** Data for this task follows **
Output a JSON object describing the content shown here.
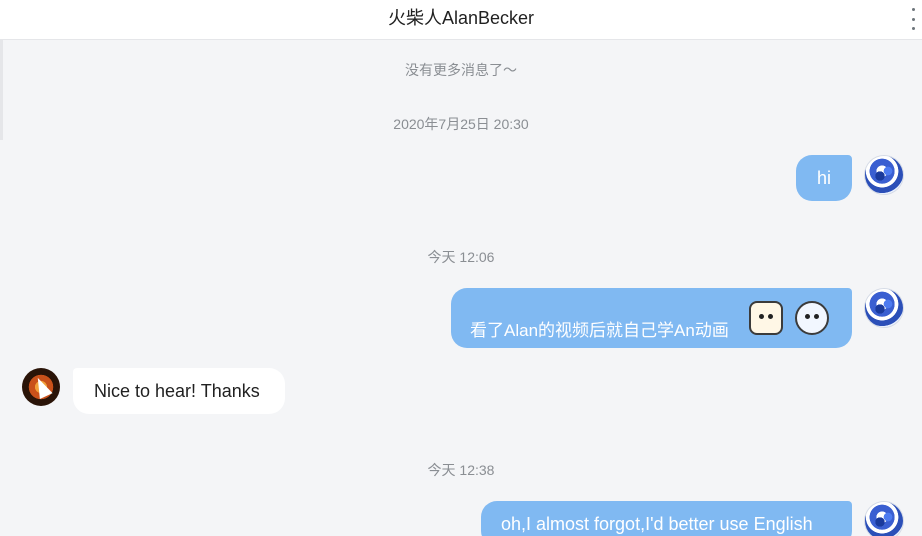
{
  "header": {
    "title": "火柴人AlanBecker"
  },
  "system": {
    "no_more": "没有更多消息了～"
  },
  "timestamps": [
    "2020年7月25日 20:30",
    "今天 12:06",
    "今天 12:38"
  ],
  "messages": [
    {
      "from": "self",
      "text": "hi"
    },
    {
      "from": "self",
      "text": "看了Alan的视频后就自己学An动画",
      "emotes": [
        "doge-emote",
        "cry-emote"
      ]
    },
    {
      "from": "other",
      "text": "Nice to hear! Thanks"
    },
    {
      "from": "self",
      "text": "oh,I almost forgot,I'd better use English"
    }
  ],
  "colors": {
    "self_bubble": "#80b9f2",
    "other_bubble": "#ffffff",
    "background": "#f4f5f7"
  }
}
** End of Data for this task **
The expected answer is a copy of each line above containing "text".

      "text": "hi"
      "text": "看了Alan的视频后就自己学An动画",
      "text": "Nice to hear! Thanks"
      "text": "oh,I almost forgot,I'd better use English"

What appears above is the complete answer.